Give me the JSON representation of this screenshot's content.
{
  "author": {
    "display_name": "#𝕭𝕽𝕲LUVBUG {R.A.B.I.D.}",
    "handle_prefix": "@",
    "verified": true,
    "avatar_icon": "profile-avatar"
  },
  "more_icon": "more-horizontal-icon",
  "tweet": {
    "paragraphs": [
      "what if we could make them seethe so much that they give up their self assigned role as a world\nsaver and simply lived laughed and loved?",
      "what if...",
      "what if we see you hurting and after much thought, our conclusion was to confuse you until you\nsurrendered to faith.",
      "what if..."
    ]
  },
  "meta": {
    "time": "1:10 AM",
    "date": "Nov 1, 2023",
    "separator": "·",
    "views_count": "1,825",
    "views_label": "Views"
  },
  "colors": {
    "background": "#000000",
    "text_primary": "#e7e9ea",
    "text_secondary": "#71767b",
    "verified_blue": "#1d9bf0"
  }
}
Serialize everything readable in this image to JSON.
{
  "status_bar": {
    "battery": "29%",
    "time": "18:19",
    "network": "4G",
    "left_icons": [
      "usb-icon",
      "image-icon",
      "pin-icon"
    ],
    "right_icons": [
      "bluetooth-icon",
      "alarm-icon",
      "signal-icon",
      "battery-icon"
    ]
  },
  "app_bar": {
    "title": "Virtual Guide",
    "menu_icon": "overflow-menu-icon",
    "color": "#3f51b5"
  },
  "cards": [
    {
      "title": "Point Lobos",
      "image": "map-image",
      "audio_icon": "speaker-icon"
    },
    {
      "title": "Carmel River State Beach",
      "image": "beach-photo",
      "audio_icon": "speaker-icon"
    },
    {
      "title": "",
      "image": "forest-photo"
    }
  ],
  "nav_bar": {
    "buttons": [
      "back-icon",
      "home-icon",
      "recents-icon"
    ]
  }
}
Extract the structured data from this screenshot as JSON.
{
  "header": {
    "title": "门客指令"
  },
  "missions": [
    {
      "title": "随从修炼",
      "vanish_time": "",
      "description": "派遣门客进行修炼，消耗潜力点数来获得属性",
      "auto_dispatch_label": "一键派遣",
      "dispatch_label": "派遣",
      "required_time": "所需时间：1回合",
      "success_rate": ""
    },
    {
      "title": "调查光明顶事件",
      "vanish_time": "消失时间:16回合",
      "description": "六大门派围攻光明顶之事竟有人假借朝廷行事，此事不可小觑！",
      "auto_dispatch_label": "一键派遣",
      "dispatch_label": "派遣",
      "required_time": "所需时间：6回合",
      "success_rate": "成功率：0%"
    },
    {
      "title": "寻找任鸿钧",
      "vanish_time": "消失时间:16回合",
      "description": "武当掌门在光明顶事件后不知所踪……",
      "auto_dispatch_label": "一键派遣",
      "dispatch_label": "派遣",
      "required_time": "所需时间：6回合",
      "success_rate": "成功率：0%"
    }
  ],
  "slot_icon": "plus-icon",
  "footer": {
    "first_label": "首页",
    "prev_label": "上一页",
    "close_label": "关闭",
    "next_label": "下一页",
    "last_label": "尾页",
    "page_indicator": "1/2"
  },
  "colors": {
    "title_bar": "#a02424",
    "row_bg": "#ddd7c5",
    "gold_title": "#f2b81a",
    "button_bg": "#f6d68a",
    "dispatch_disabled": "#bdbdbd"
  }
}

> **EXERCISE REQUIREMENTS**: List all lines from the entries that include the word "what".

> **EXERCISE ANSWER**:
      "what if we could make them seethe so much that they give up their self assigned role as a world\nsaver and simply lived laughed and loved?",
      "what if...",
      "what if we see you hurting and after much thought, our conclusion was to confuse you until you\nsurrendered to faith.",
      "what if..."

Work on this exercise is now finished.